During his youth, Carr wrote a newspaper column in his hometown of Uniontown, Pennsylvania, revealing in one a lifelong antipathy toward realism in fiction. His years at Hill School (1922-1925) and Haverford College (1925-1927) were scholastically uneventful, but at both he revealed indications of his later stunning productiveness, publishing poetry, plays, and fiction. In 1927 he cut his education short and traveled to Europe, where his stay in France gave him the background for some of his early novels. In 1929 he moved to Brooklyn Heights, New York, after taking up his parents’ challenge to support himself solely through his writing.

During his second trip to Europe in 1930, he met Clarice Cleaves, an Englishwoman, whom he would marry in 1932. By this time, Carr had come to an agreement with his publishers that he receive, instead of biannual royalty checks, a monthly stipend, in return for publishing two novels a year.
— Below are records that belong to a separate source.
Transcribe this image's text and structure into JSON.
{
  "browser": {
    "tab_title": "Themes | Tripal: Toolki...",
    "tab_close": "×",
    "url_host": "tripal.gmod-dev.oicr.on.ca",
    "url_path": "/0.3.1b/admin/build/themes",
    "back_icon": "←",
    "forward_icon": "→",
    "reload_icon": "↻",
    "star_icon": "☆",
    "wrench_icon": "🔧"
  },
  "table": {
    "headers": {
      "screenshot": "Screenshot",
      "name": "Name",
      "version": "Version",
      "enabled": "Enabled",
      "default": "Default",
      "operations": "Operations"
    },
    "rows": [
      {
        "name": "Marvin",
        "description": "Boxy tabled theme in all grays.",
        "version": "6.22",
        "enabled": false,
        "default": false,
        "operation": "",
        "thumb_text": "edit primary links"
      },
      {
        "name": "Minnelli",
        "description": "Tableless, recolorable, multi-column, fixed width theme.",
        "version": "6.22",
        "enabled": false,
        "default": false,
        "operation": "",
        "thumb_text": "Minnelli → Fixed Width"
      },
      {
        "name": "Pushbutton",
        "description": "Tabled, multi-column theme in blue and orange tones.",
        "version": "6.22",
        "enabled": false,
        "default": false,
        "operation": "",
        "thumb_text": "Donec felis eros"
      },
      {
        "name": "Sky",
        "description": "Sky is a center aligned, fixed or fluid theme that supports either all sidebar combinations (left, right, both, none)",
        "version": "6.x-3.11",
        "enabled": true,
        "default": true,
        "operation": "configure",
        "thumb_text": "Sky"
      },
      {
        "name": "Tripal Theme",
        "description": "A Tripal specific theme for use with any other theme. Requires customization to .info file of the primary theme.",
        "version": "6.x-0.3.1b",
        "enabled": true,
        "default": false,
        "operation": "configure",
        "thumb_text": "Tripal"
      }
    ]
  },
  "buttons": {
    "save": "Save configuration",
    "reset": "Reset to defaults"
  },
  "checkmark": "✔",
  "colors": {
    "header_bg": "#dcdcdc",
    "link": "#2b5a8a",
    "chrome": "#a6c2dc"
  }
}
Carr, however, had more than merely two novels a year in him, and he arranged that another publisher bring out a different series of novels; this publisher settled on him the transparent pen names Carr Dickson and Carter Dickson. Carr’s need to publish so much appears to have been not merely financial; a friend said Carr had to produce four books annually “to stay happy.”

In 1933, Carr and his wife moved to Britain, ostensibly for economic reasons; however, given Carr’s conservatism, perhaps the rise of Franklin D. Roosevelt and the New Deal contributed to it. They would spend much of the...

(The entire section is 885 words.)